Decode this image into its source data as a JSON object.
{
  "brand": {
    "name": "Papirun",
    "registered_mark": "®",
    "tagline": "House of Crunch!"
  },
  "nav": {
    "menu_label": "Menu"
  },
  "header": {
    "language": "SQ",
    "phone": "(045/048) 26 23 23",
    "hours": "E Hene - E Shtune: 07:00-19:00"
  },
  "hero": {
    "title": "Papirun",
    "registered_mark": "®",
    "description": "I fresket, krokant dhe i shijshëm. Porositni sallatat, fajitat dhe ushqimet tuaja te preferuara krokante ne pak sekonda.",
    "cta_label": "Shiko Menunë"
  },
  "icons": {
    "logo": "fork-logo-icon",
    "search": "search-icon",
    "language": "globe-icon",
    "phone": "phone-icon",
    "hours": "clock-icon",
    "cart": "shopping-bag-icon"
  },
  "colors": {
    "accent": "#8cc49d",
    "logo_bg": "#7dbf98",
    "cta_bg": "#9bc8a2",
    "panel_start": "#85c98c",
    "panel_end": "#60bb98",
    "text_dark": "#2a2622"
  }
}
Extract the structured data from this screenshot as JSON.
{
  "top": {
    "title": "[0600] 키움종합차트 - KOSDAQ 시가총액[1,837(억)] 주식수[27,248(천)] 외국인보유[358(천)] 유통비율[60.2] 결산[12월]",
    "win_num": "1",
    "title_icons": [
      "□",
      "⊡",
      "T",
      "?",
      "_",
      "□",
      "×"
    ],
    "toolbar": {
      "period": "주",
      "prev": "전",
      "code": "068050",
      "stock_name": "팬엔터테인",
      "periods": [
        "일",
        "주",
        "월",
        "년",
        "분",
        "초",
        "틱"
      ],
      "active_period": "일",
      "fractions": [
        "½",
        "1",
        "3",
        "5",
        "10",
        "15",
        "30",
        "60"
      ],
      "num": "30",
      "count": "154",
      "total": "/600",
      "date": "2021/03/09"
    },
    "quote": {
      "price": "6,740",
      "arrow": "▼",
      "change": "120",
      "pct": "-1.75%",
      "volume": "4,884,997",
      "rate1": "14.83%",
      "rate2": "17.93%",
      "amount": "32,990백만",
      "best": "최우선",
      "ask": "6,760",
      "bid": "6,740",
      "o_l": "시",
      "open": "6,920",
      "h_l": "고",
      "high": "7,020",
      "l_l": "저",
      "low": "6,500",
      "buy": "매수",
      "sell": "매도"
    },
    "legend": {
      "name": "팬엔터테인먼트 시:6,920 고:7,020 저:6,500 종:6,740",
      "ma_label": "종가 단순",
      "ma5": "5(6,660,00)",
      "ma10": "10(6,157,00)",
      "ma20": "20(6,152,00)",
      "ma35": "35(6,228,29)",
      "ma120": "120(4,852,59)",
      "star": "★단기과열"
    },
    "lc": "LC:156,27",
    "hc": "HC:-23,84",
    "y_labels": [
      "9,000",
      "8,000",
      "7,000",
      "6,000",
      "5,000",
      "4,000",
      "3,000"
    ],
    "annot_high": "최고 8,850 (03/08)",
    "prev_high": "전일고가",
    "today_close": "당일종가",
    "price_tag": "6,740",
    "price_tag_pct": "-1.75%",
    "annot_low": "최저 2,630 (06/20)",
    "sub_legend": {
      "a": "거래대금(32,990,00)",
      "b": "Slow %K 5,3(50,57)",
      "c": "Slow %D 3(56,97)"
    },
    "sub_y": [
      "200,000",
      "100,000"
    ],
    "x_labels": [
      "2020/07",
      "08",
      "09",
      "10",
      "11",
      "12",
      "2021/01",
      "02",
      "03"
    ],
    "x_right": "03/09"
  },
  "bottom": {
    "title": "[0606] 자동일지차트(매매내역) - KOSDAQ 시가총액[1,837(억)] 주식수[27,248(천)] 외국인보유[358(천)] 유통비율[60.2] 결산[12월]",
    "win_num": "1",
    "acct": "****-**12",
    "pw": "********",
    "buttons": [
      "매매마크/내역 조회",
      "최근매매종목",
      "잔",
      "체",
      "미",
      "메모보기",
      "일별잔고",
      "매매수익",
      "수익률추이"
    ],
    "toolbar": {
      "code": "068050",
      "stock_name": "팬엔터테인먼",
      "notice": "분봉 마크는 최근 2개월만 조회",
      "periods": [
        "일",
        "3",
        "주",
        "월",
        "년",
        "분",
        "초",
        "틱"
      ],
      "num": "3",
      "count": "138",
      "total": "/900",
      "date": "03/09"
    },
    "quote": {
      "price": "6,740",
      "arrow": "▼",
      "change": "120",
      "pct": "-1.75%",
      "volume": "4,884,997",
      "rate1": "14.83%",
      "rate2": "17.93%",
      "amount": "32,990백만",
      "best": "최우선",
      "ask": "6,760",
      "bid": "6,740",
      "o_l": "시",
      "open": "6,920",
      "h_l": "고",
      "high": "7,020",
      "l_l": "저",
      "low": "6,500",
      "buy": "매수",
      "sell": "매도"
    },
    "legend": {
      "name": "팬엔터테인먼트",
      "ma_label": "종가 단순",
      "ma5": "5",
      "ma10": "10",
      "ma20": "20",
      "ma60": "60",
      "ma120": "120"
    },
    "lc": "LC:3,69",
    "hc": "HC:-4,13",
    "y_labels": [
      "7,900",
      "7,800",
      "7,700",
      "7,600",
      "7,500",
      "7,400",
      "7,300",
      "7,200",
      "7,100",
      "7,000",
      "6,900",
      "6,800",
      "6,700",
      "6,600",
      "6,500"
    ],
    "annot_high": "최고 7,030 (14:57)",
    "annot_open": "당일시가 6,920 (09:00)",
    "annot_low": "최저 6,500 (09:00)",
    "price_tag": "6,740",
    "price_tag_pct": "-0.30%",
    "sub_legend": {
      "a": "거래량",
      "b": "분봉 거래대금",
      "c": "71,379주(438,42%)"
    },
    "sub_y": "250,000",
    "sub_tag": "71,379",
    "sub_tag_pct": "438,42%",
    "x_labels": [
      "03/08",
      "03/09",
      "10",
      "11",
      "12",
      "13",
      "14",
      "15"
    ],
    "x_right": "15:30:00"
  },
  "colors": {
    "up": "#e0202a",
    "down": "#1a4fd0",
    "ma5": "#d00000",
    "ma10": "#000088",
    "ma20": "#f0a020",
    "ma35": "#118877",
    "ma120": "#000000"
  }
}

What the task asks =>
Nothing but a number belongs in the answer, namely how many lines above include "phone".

Task response =>
2